What is needed is a verbatim copy of each record below.
(Provided data)
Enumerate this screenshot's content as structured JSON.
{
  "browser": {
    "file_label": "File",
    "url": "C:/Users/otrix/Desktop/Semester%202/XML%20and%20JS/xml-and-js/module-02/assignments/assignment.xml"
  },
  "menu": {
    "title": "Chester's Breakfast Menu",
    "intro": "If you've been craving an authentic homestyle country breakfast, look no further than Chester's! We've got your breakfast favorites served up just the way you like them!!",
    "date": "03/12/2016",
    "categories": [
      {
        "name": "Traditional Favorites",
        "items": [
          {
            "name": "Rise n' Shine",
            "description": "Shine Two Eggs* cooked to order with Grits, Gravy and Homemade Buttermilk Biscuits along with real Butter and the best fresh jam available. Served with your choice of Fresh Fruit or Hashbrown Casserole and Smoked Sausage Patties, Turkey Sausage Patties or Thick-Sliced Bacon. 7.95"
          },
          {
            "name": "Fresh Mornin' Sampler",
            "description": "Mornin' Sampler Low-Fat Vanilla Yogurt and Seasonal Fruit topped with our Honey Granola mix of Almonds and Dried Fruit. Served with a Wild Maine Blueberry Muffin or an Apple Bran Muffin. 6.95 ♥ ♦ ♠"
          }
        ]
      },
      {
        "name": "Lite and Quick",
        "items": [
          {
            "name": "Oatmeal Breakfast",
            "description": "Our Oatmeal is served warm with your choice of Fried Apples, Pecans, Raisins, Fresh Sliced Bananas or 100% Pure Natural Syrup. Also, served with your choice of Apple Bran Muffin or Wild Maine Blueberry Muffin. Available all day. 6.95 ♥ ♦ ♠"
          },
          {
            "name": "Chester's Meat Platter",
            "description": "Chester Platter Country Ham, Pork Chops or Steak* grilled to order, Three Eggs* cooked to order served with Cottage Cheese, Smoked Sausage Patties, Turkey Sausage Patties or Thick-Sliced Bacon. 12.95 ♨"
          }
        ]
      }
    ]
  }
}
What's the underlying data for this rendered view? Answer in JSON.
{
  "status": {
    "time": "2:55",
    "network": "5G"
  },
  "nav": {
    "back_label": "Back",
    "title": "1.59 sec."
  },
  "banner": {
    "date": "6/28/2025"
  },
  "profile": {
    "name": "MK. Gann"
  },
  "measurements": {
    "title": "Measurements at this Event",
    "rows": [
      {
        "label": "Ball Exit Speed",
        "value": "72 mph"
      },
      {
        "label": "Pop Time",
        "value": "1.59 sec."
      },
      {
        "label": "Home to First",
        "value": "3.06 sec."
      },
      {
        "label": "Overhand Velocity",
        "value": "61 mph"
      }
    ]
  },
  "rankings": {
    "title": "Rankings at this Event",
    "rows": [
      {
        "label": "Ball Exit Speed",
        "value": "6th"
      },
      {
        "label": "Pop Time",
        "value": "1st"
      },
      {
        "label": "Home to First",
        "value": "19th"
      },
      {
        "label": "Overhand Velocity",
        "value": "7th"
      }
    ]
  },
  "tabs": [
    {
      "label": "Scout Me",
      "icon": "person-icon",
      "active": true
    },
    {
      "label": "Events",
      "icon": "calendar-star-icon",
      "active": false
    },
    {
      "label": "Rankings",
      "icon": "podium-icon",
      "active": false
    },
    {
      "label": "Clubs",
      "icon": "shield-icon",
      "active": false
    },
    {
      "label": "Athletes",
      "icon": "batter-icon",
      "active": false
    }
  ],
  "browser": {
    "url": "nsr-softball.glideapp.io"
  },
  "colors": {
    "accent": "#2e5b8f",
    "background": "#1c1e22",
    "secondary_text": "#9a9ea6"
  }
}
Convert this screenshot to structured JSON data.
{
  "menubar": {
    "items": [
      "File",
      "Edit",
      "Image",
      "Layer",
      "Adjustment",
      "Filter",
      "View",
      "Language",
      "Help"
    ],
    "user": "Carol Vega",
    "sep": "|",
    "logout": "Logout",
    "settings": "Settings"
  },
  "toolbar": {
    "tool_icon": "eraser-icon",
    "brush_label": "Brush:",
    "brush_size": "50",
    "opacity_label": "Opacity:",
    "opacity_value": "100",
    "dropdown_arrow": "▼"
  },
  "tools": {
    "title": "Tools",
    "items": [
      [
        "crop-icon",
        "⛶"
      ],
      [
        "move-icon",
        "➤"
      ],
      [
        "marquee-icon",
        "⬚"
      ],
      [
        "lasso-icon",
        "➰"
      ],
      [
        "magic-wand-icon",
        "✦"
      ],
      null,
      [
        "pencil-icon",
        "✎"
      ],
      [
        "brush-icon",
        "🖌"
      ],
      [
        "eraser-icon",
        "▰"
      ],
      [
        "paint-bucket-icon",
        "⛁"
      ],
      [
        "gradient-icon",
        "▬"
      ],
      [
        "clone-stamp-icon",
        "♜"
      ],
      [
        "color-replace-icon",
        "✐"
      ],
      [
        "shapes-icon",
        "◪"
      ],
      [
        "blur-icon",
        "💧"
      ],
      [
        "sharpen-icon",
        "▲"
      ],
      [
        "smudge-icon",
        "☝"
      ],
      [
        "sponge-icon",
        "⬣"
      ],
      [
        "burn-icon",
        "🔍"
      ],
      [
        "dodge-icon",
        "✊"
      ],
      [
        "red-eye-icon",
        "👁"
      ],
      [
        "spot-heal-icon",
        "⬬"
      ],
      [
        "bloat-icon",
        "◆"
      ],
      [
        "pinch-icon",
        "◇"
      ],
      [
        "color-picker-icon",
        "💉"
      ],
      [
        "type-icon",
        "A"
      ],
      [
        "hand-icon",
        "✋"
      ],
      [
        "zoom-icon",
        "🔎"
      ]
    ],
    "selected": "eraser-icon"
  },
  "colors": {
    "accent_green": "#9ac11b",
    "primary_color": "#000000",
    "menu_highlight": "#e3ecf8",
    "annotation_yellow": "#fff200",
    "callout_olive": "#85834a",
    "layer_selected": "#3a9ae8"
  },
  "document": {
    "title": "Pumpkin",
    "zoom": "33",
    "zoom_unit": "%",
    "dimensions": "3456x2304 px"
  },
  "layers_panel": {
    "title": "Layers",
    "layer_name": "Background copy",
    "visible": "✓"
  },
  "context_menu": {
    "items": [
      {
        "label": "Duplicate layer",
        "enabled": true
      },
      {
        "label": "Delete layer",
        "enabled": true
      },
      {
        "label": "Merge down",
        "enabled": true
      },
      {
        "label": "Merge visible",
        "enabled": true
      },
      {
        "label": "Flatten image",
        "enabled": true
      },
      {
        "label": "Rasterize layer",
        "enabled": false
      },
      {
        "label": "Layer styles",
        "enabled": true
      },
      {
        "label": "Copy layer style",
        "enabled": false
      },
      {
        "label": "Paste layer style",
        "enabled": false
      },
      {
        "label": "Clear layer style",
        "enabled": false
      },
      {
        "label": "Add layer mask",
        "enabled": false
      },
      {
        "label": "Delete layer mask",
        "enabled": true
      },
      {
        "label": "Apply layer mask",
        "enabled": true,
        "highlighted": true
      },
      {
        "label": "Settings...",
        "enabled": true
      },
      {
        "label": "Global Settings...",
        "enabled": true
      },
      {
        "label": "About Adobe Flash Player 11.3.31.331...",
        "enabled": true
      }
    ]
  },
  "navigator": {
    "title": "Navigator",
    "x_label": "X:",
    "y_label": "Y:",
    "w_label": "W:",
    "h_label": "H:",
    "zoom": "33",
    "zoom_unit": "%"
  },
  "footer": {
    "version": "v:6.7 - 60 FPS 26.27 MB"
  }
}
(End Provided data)
Response area.
Enumerate this screenshot's content as structured JSON.
{
  "browser": {
    "file_label": "File",
    "url": "C:/Users/otrix/Desktop/Semester%202/XML%20and%20JS/xml-and-js/module-02/assignments/assignment.xml"
  },
  "menu": {
    "title": "Chester's Breakfast Menu",
    "intro": "If you've been craving an authentic homestyle country breakfast, look no further than Chester's! We've got your breakfast favorites served up just the way you like them!!",
    "date": "03/12/2016",
    "categories": [
      {
        "name": "Traditional Favorites",
        "items": [
          {
            "name": "Rise n' Shine",
            "description": "Shine Two Eggs* cooked to order with Grits, Gravy and Homemade Buttermilk Biscuits along with real Butter and the best fresh jam available. Served with your choice of Fresh Fruit or Hashbrown Casserole and Smoked Sausage Patties, Turkey Sausage Patties or Thick-Sliced Bacon. 7.95"
          },
          {
            "name": "Fresh Mornin' Sampler",
            "description": "Mornin' Sampler Low-Fat Vanilla Yogurt and Seasonal Fruit topped with our Honey Granola mix of Almonds and Dried Fruit. Served with a Wild Maine Blueberry Muffin or an Apple Bran Muffin. 6.95 ♥ ♦ ♠"
          }
        ]
      },
      {
        "name": "Lite and Quick",
        "items": [
          {
            "name": "Oatmeal Breakfast",
            "description": "Our Oatmeal is served warm with your choice of Fried Apples, Pecans, Raisins, Fresh Sliced Bananas or 100% Pure Natural Syrup. Also, served with your choice of Apple Bran Muffin or Wild Maine Blueberry Muffin. Available all day. 6.95 ♥ ♦ ♠"
          },
          {
            "name": "Chester's Meat Platter",
            "description": "Chester Platter Country Ham, Pork Chops or Steak* grilled to order, Three Eggs* cooked to order served with Cottage Cheese, Smoked Sausage Patties, Turkey Sausage Patties or Thick-Sliced Bacon. 12.95 ♨"
          }
        ]
      }
    ]
  }
}
What's the underlying data for this rendered view? Answer in JSON.
{
  "status": {
    "time": "2:55",
    "network": "5G"
  },
  "nav": {
    "back_label": "Back",
    "title": "1.59 sec."
  },
  "banner": {
    "date": "6/28/2025"
  },
  "profile": {
    "name": "MK. Gann"
  },
  "measurements": {
    "title": "Measurements at this Event",
    "rows": [
      {
        "label": "Ball Exit Speed",
        "value": "72 mph"
      },
      {
        "label": "Pop Time",
        "value": "1.59 sec."
      },
      {
        "label": "Home to First",
        "value": "3.06 sec."
      },
      {
        "label": "Overhand Velocity",
        "value": "61 mph"
      }
    ]
  },
  "rankings": {
    "title": "Rankings at this Event",
    "rows": [
      {
        "label": "Ball Exit Speed",
        "value": "6th"
      },
      {
        "label": "Pop Time",
        "value": "1st"
      },
      {
        "label": "Home to First",
        "value": "19th"
      },
      {
        "label": "Overhand Velocity",
        "value": "7th"
      }
    ]
  },
  "tabs": [
    {
      "label": "Scout Me",
      "icon": "person-icon",
      "active": true
    },
    {
      "label": "Events",
      "icon": "calendar-star-icon",
      "active": false
    },
    {
      "label": "Rankings",
      "icon": "podium-icon",
      "active": false
    },
    {
      "label": "Clubs",
      "icon": "shield-icon",
      "active": false
    },
    {
      "label": "Athletes",
      "icon": "batter-icon",
      "active": false
    }
  ],
  "browser": {
    "url": "nsr-softball.glideapp.io"
  },
  "colors": {
    "accent": "#2e5b8f",
    "background": "#1c1e22",
    "secondary_text": "#9a9ea6"
  }
}
Convert this screenshot to structured JSON data.
{
  "menubar": {
    "items": [
      "File",
      "Edit",
      "Image",
      "Layer",
      "Adjustment",
      "Filter",
      "View",
      "Language",
      "Help"
    ],
    "user": "Carol Vega",
    "sep": "|",
    "logout": "Logout",
    "settings": "Settings"
  },
  "toolbar": {
    "tool_icon": "eraser-icon",
    "brush_label": "Brush:",
    "brush_size": "50",
    "opacity_label": "Opacity:",
    "opacity_value": "100",
    "dropdown_arrow": "▼"
  },
  "tools": {
    "title": "Tools",
    "items": [
      [
        "crop-icon",
        "⛶"
      ],
      [
        "move-icon",
        "➤"
      ],
      [
        "marquee-icon",
        "⬚"
      ],
      [
        "lasso-icon",
        "➰"
      ],
      [
        "magic-wand-icon",
        "✦"
      ],
      null,
      [
        "pencil-icon",
        "✎"
      ],
      [
        "brush-icon",
        "🖌"
      ],
      [
        "eraser-icon",
        "▰"
      ],
      [
        "paint-bucket-icon",
        "⛁"
      ],
      [
        "gradient-icon",
        "▬"
      ],
      [
        "clone-stamp-icon",
        "♜"
      ],
      [
        "color-replace-icon",
        "✐"
      ],
      [
        "shapes-icon",
        "◪"
      ],
      [
        "blur-icon",
        "💧"
      ],
      [
        "sharpen-icon",
        "▲"
      ],
      [
        "smudge-icon",
        "☝"
      ],
      [
        "sponge-icon",
        "⬣"
      ],
      [
        "burn-icon",
        "🔍"
      ],
      [
        "dodge-icon",
        "✊"
      ],
      [
        "red-eye-icon",
        "👁"
      ],
      [
        "spot-heal-icon",
        "⬬"
      ],
      [
        "bloat-icon",
        "◆"
      ],
      [
        "pinch-icon",
        "◇"
      ],
      [
        "color-picker-icon",
        "💉"
      ],
      [
        "type-icon",
        "A"
      ],
      [
        "hand-icon",
        "✋"
      ],
      [
        "zoom-icon",
        "🔎"
      ]
    ],
    "selected": "eraser-icon"
  },
  "colors": {
    "accent_green": "#9ac11b",
    "primary_color": "#000000",
    "menu_highlight": "#e3ecf8",
    "annotation_yellow": "#fff200",
    "callout_olive": "#85834a",
    "layer_selected": "#3a9ae8"
  },
  "document": {
    "title": "Pumpkin",
    "zoom": "33",
    "zoom_unit": "%",
    "dimensions": "3456x2304 px"
  },
  "layers_panel": {
    "title": "Layers",
    "layer_name": "Background copy",
    "visible": "✓"
  },
  "context_menu": {
    "items": [
      {
        "label": "Duplicate layer",
        "enabled": true
      },
      {
        "label": "Delete layer",
        "enabled": true
      },
      {
        "label": "Merge down",
        "enabled": true
      },
      {
        "label": "Merge visible",
        "enabled": true
      },
      {
        "label": "Flatten image",
        "enabled": true
      },
      {
        "label": "Rasterize layer",
        "enabled": false
      },
      {
        "label": "Layer styles",
        "enabled": true
      },
      {
        "label": "Copy layer style",
        "enabled": false
      },
      {
        "label": "Paste layer style",
        "enabled": false
      },
      {
        "label": "Clear layer style",
        "enabled": false
      },
      {
        "label": "Add layer mask",
        "enabled": false
      },
      {
        "label": "Delete layer mask",
        "enabled": true
      },
      {
        "label": "Apply layer mask",
        "enabled": true,
        "highlighted": true
      },
      {
        "label": "Settings...",
        "enabled": true
      },
      {
        "label": "Global Settings...",
        "enabled": true
      },
      {
        "label": "About Adobe Flash Player 11.3.31.331...",
        "enabled": true
      }
    ]
  },
  "navigator": {
    "title": "Navigator",
    "x_label": "X:",
    "y_label": "Y:",
    "w_label": "W:",
    "h_label": "H:",
    "zoom": "33",
    "zoom_unit": "%"
  },
  "footer": {
    "version": "v:6.7 - 60 FPS 26.27 MB"
  }
}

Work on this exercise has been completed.